> **TASK GOAL**
Nothing should be left out when you copy the entries below.

> **EXERCISE INPUT**

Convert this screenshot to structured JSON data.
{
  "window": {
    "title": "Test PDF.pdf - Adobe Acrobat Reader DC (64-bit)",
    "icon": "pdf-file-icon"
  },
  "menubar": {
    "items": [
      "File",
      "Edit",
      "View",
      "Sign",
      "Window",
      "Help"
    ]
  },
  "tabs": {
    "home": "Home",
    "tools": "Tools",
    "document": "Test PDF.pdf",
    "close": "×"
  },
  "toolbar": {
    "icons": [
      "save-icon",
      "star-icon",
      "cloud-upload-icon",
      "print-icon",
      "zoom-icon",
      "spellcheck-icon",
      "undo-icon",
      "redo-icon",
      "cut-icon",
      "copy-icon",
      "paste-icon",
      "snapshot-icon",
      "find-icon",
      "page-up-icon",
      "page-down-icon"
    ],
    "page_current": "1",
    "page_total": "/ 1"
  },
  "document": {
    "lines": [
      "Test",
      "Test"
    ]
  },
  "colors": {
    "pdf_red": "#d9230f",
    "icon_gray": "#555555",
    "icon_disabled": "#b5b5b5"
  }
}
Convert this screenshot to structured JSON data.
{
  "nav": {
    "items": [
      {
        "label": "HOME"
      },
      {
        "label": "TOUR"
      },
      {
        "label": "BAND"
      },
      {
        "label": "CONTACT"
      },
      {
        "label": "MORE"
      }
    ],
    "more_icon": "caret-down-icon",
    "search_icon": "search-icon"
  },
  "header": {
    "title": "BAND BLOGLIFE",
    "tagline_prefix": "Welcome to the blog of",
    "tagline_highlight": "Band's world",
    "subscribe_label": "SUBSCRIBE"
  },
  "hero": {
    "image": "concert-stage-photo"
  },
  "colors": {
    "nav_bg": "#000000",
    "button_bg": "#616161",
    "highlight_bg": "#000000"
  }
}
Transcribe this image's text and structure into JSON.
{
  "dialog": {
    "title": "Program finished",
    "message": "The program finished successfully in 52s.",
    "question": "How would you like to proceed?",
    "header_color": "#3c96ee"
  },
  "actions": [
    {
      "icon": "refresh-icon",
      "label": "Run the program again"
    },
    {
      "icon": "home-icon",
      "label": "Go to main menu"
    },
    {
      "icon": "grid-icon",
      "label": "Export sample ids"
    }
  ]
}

> **TASK OUTPUT**
Convert this screenshot to structured JSON data.
{
  "window": {
    "title": "Test PDF.pdf - Adobe Acrobat Reader DC (64-bit)",
    "icon": "pdf-file-icon"
  },
  "menubar": {
    "items": [
      "File",
      "Edit",
      "View",
      "Sign",
      "Window",
      "Help"
    ]
  },
  "tabs": {
    "home": "Home",
    "tools": "Tools",
    "document": "Test PDF.pdf",
    "close": "×"
  },
  "toolbar": {
    "icons": [
      "save-icon",
      "star-icon",
      "cloud-upload-icon",
      "print-icon",
      "zoom-icon",
      "spellcheck-icon",
      "undo-icon",
      "redo-icon",
      "cut-icon",
      "copy-icon",
      "paste-icon",
      "snapshot-icon",
      "find-icon",
      "page-up-icon",
      "page-down-icon"
    ],
    "page_current": "1",
    "page_total": "/ 1"
  },
  "document": {
    "lines": [
      "Test",
      "Test"
    ]
  },
  "colors": {
    "pdf_red": "#d9230f",
    "icon_gray": "#555555",
    "icon_disabled": "#b5b5b5"
  }
}
Convert this screenshot to structured JSON data.
{
  "nav": {
    "items": [
      {
        "label": "HOME"
      },
      {
        "label": "TOUR"
      },
      {
        "label": "BAND"
      },
      {
        "label": "CONTACT"
      },
      {
        "label": "MORE"
      }
    ],
    "more_icon": "caret-down-icon",
    "search_icon": "search-icon"
  },
  "header": {
    "title": "BAND BLOGLIFE",
    "tagline_prefix": "Welcome to the blog of",
    "tagline_highlight": "Band's world",
    "subscribe_label": "SUBSCRIBE"
  },
  "hero": {
    "image": "concert-stage-photo"
  },
  "colors": {
    "nav_bg": "#000000",
    "button_bg": "#616161",
    "highlight_bg": "#000000"
  }
}
Transcribe this image's text and structure into JSON.
{
  "dialog": {
    "title": "Program finished",
    "message": "The program finished successfully in 52s.",
    "question": "How would you like to proceed?",
    "header_color": "#3c96ee"
  },
  "actions": [
    {
      "icon": "refresh-icon",
      "label": "Run the program again"
    },
    {
      "icon": "home-icon",
      "label": "Go to main menu"
    },
    {
      "icon": "grid-icon",
      "label": "Export sample ids"
    }
  ]
}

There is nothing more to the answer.